**Activity**
Where a line in the records below includes "this", pull that line out.

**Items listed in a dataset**
BEGIN

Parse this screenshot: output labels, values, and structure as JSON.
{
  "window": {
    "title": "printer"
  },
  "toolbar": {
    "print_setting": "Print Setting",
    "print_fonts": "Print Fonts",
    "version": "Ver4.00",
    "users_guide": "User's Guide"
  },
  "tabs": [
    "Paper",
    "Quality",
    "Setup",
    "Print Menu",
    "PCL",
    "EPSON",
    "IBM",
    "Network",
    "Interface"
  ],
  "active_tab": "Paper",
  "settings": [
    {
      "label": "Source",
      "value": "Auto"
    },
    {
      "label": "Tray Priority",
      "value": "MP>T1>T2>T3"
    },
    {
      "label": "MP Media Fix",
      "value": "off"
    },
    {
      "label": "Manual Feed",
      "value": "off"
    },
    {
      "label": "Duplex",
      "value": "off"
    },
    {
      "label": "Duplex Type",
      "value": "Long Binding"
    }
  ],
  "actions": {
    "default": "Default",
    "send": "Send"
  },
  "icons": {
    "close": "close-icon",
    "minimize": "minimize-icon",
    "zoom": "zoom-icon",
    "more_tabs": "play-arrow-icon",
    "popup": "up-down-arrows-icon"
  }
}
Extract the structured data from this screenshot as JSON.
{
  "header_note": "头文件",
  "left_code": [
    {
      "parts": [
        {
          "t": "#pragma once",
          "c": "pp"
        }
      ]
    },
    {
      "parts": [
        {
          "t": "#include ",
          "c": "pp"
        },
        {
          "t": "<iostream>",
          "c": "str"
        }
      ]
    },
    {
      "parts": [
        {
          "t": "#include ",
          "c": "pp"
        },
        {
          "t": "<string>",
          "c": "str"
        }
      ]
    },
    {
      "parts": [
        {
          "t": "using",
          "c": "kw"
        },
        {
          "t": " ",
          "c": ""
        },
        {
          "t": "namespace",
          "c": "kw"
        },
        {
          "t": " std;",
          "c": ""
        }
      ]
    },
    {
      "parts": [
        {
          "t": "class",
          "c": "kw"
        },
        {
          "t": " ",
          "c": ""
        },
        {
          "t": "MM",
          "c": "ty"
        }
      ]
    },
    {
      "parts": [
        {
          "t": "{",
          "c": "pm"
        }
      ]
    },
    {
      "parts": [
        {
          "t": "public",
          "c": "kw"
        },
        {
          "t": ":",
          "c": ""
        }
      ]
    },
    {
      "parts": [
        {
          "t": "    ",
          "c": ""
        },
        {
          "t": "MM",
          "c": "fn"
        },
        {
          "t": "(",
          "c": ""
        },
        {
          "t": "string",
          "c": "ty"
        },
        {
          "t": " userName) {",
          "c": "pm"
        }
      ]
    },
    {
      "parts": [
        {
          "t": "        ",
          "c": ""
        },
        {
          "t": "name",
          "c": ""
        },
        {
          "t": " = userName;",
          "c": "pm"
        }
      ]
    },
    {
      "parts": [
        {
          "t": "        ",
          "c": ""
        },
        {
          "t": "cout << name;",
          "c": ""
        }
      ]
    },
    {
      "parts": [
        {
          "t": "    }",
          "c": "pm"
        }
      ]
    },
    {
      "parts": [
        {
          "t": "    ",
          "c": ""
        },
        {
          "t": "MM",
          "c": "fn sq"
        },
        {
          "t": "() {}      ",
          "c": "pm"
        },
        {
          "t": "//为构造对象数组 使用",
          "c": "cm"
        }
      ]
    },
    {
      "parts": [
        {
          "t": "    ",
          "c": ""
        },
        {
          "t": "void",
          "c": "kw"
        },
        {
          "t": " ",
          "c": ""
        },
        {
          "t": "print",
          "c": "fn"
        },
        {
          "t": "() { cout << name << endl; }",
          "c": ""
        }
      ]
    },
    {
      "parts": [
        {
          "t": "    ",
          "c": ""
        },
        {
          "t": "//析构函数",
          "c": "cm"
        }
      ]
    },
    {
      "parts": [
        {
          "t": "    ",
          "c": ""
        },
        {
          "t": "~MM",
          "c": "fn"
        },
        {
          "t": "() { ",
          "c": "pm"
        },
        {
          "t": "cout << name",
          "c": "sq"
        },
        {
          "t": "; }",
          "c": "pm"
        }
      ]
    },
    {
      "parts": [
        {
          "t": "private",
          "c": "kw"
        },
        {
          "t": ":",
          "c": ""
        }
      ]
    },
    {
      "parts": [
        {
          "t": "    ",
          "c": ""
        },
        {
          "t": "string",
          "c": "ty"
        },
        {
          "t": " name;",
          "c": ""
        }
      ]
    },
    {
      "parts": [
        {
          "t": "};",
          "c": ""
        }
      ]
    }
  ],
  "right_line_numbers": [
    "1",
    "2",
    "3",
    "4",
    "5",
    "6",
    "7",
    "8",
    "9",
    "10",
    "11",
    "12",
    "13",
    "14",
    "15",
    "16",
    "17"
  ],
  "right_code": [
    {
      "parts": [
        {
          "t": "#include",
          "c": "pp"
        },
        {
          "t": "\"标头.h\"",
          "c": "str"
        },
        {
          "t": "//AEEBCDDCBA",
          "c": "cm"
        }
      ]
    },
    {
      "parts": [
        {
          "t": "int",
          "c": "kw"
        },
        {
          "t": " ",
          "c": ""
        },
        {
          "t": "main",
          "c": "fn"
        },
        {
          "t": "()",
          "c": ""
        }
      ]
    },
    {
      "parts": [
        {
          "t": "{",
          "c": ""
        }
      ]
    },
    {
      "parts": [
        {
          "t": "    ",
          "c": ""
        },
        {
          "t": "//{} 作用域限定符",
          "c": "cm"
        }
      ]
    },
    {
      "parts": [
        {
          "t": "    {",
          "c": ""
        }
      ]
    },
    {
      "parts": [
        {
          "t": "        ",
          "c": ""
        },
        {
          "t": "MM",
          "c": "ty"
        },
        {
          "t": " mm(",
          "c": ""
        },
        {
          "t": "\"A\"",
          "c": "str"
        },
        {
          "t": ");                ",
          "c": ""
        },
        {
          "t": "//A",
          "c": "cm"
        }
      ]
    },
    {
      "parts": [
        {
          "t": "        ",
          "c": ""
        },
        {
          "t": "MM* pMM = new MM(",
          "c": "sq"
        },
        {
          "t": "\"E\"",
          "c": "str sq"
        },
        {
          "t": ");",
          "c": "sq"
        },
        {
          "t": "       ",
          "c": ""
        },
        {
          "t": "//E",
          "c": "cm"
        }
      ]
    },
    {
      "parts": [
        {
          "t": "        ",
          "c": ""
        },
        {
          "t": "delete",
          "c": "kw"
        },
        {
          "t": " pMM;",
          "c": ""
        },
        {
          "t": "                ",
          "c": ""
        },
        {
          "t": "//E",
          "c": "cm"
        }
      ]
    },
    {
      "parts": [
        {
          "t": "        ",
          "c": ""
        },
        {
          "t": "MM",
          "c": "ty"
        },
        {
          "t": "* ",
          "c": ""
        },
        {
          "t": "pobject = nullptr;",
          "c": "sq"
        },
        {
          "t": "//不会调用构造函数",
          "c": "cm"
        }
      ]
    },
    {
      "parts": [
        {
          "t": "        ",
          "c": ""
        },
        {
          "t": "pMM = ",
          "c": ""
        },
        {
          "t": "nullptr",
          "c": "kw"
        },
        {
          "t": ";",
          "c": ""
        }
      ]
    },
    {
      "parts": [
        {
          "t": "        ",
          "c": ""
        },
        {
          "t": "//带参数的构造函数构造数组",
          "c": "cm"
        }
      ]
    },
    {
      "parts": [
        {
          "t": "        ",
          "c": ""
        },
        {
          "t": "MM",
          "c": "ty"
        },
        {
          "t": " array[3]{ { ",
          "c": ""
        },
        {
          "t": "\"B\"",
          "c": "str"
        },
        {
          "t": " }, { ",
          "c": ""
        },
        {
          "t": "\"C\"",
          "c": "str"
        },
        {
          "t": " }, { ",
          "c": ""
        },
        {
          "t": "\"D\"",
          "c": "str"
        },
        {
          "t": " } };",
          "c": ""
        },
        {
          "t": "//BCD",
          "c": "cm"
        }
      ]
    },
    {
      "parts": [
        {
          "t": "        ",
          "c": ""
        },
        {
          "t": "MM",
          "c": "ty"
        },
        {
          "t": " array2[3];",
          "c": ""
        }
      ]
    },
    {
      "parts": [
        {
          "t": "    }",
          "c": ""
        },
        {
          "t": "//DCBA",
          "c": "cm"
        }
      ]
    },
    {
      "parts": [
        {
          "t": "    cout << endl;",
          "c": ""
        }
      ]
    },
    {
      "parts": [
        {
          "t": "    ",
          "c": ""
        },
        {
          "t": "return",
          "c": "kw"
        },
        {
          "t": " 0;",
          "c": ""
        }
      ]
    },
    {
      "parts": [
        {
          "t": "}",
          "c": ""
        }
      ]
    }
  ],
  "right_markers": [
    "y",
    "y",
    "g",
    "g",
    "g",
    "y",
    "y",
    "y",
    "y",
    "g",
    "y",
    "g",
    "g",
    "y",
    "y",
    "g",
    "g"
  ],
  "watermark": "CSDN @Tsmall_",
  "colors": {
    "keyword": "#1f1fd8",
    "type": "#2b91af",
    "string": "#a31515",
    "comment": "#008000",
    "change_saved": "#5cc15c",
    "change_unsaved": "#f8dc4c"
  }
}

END

**Answer space**
Parse this screenshot: output labels, values, and structure as JSON.
Extract the structured data from this screenshot as JSON.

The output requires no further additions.